**YOUR TASK:**
Each line of the entries that contains the word "比特浏览器" adds one. Reply with the resulting number only.

**Data about app and page elements:**
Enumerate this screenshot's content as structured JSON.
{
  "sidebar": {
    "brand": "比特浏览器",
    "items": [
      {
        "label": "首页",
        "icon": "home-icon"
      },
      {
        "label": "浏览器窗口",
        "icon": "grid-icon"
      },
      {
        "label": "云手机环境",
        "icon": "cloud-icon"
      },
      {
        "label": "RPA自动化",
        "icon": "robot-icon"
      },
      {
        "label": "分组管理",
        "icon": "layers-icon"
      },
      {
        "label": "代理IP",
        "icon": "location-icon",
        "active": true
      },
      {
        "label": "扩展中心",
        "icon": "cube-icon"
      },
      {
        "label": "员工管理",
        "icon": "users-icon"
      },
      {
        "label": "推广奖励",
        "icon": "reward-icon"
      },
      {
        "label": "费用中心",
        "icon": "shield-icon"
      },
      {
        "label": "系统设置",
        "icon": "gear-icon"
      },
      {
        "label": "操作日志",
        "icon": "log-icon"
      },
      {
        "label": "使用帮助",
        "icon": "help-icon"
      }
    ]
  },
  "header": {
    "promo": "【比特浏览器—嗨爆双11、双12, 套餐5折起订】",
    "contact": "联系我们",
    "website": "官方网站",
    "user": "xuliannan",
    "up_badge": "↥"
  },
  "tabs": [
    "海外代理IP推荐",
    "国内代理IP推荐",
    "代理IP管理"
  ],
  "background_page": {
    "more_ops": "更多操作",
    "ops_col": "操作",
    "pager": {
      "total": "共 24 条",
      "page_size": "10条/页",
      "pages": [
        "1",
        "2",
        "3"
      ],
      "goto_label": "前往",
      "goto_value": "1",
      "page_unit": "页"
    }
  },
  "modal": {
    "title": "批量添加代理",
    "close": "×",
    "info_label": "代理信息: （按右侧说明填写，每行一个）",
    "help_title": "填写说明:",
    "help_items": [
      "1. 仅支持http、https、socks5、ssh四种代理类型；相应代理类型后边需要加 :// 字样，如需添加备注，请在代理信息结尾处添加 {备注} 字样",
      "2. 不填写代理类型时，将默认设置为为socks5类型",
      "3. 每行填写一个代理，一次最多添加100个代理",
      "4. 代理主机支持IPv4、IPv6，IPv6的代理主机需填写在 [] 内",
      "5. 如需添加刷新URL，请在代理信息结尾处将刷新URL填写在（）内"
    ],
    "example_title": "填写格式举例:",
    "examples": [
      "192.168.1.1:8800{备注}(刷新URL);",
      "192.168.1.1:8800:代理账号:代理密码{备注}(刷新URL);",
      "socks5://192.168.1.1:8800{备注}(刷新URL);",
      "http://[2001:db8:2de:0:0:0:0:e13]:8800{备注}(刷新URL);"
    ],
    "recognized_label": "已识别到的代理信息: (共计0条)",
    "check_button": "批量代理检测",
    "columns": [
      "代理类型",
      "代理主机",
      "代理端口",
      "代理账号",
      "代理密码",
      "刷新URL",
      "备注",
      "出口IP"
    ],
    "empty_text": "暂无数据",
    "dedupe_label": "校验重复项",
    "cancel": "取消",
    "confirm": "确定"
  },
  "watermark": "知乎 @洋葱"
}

**ANSWER FOR THE TASK:**
2